Give back all the records below, unaltered.

○ ○ ○ ○ ○

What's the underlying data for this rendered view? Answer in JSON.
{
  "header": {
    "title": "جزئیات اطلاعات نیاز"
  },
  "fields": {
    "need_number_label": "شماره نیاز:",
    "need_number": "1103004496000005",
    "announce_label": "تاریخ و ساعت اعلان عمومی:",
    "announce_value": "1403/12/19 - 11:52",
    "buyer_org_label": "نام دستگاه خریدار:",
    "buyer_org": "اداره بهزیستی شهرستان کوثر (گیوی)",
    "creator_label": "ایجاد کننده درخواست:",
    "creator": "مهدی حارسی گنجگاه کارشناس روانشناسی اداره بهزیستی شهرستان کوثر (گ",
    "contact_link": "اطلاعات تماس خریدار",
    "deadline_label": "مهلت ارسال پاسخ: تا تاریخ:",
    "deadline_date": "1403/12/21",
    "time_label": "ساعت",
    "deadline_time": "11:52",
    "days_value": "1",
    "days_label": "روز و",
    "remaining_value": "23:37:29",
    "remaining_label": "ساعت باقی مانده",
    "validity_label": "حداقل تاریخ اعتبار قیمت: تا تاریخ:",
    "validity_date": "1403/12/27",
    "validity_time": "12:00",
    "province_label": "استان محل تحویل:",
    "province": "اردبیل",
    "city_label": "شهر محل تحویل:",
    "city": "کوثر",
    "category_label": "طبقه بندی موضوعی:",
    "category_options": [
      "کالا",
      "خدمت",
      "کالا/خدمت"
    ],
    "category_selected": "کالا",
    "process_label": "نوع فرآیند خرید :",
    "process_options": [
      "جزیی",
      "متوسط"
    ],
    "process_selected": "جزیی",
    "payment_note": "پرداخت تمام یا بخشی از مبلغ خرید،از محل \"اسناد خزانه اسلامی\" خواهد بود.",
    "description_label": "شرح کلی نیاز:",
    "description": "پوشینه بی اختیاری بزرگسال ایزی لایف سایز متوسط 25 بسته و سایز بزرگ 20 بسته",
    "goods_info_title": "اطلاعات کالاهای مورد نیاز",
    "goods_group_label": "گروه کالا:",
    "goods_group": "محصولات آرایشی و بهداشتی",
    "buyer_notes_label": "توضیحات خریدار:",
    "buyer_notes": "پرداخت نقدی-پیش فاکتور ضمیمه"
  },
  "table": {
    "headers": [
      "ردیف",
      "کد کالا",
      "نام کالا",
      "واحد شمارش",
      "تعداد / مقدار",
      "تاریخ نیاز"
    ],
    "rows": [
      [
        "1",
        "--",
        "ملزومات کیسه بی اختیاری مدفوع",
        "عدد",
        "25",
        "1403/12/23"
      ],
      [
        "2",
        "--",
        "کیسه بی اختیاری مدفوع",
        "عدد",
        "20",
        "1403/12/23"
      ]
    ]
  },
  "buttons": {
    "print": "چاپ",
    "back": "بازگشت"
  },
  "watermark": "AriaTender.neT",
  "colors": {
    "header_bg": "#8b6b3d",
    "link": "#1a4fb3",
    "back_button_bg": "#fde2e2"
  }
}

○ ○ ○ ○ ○

Written response:
What's the underlying data for this rendered view? Answer in JSON.
{
  "header": {
    "title": "جزئیات اطلاعات نیاز"
  },
  "fields": {
    "need_number_label": "شماره نیاز:",
    "need_number": "1103004496000005",
    "announce_label": "تاریخ و ساعت اعلان عمومی:",
    "announce_value": "1403/12/19 - 11:52",
    "buyer_org_label": "نام دستگاه خریدار:",
    "buyer_org": "اداره بهزیستی شهرستان کوثر (گیوی)",
    "creator_label": "ایجاد کننده درخواست:",
    "creator": "مهدی حارسی گنجگاه کارشناس روانشناسی اداره بهزیستی شهرستان کوثر (گ",
    "contact_link": "اطلاعات تماس خریدار",
    "deadline_label": "مهلت ارسال پاسخ: تا تاریخ:",
    "deadline_date": "1403/12/21",
    "time_label": "ساعت",
    "deadline_time": "11:52",
    "days_value": "1",
    "days_label": "روز و",
    "remaining_value": "23:37:29",
    "remaining_label": "ساعت باقی مانده",
    "validity_label": "حداقل تاریخ اعتبار قیمت: تا تاریخ:",
    "validity_date": "1403/12/27",
    "validity_time": "12:00",
    "province_label": "استان محل تحویل:",
    "province": "اردبیل",
    "city_label": "شهر محل تحویل:",
    "city": "کوثر",
    "category_label": "طبقه بندی موضوعی:",
    "category_options": [
      "کالا",
      "خدمت",
      "کالا/خدمت"
    ],
    "category_selected": "کالا",
    "process_label": "نوع فرآیند خرید :",
    "process_options": [
      "جزیی",
      "متوسط"
    ],
    "process_selected": "جزیی",
    "payment_note": "پرداخت تمام یا بخشی از مبلغ خرید،از محل \"اسناد خزانه اسلامی\" خواهد بود.",
    "description_label": "شرح کلی نیاز:",
    "description": "پوشینه بی اختیاری بزرگسال ایزی لایف سایز متوسط 25 بسته و سایز بزرگ 20 بسته",
    "goods_info_title": "اطلاعات کالاهای مورد نیاز",
    "goods_group_label": "گروه کالا:",
    "goods_group": "محصولات آرایشی و بهداشتی",
    "buyer_notes_label": "توضیحات خریدار:",
    "buyer_notes": "پرداخت نقدی-پیش فاکتور ضمیمه"
  },
  "table": {
    "headers": [
      "ردیف",
      "کد کالا",
      "نام کالا",
      "واحد شمارش",
      "تعداد / مقدار",
      "تاریخ نیاز"
    ],
    "rows": [
      [
        "1",
        "--",
        "ملزومات کیسه بی اختیاری مدفوع",
        "عدد",
        "25",
        "1403/12/23"
      ],
      [
        "2",
        "--",
        "کیسه بی اختیاری مدفوع",
        "عدد",
        "20",
        "1403/12/23"
      ]
    ]
  },
  "buttons": {
    "print": "چاپ",
    "back": "بازگشت"
  },
  "watermark": "AriaTender.neT",
  "colors": {
    "header_bg": "#8b6b3d",
    "link": "#1a4fb3",
    "back_button_bg": "#fde2e2"
  }
}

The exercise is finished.